It’s a beautiful spot alright, and not one you’d associate with iron ore production and yet the Brendon Hills were once the home for large numbers of imported Welsh and Cornish miners who plied their underground trade in these hills sending ore across the nearby Bristol Channel to the smelting works in South Wales.
From Wheddon Cross to Porlock via Horner the scenery changes to that which most people would associate with the word ‘moor’.
The route passes just to the east of Dunkery Beacon which at 520m (1,705ft) is the highest point in Exmoor. Open treeless moorland is the order of the day here with tempting bridal ways heading off in all directions.
Visibility was still curtailed but I know from previous visits that on a clear day the views from up near Dunkery Beacon are magnificent, stretching over the Seven Estuary to Wales and inland across the choice landscapes of Somerset and Devon.
I pulled up in Horner at the Packhorse Bridge. Built in the medieval period, this was typical of the bridges being built at the time, being wide enough for a single horse to cross.
It’s also pretty likely that Coleridge would have used this river crossing many a time whilst on route to Porlock. The seaside village of Porlock is enclosed by the Exmoor National Park on three sides and the Bristol Channel to the North.
There are plenty of pubs, shops and cafés and it’s a pleasant enough spot for a break but I was keen to head on over to Porlock Weir and seek out a green lane I’d spotted on the OS map.
As it happens it was an easy find and a none-too-committing trail ride up steep ground to where it joins a private toll road up to the high moors.
The green lane and toll road can be avoided by sticking to the A39 and riding up the famous Porlock Hill which raises 1,300ft in less than two miles and in parts comes with a one in four gradient.
However, back to the green lane and toll road which provide interesting riding conditions and pass by Culbone Wood famous for once housing French prisoners and a colony of lepers.
Culbone Church is also said to be the smallest church in England seating just 30 people.
From the toll road, you have the option of taking in the spectacular East Lyn Valley better known as the Doone Valley from the 1869 novel Lorna Doone by R D Blackmoor or sticking with the A39 as it winds its way through the Exmoor Heritage Coastline.

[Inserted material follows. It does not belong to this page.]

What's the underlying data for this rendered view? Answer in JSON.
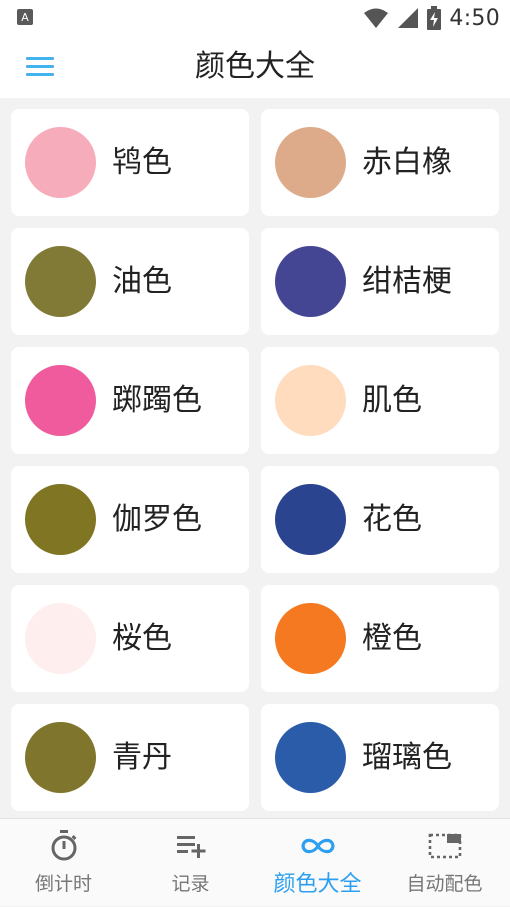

Speaking personally, this fast, sweeping section of the A39, with the moors on the left and striking coastal headland on the right has the same effect on me as the Sirens on sailors and I just can’t bring myself to turn off.
Officially the Coleridge Way terminates at the Pavilion National Park Centre in Lynmouth though no visit to this area would be complete without a ride through Lynton and onto the curious Valley of the Rocks. Both Coleridge and Wordsworth made the trip to the valley and so should you.
The ride finishes with another section of toll road traversing a steep, wooded headland around remote bays such as Lee and Woody Bay with a green lane track heading down to the latter.
Perhaps it’s fitting to end this trail with a few words from the man himself which sum up a ride across West Somerset and North Devon.
‘Now my friends emerge Beneath the wide, wide heaven. And view again the many steepled tract magnificent of hilly fields and meadows and the sea’.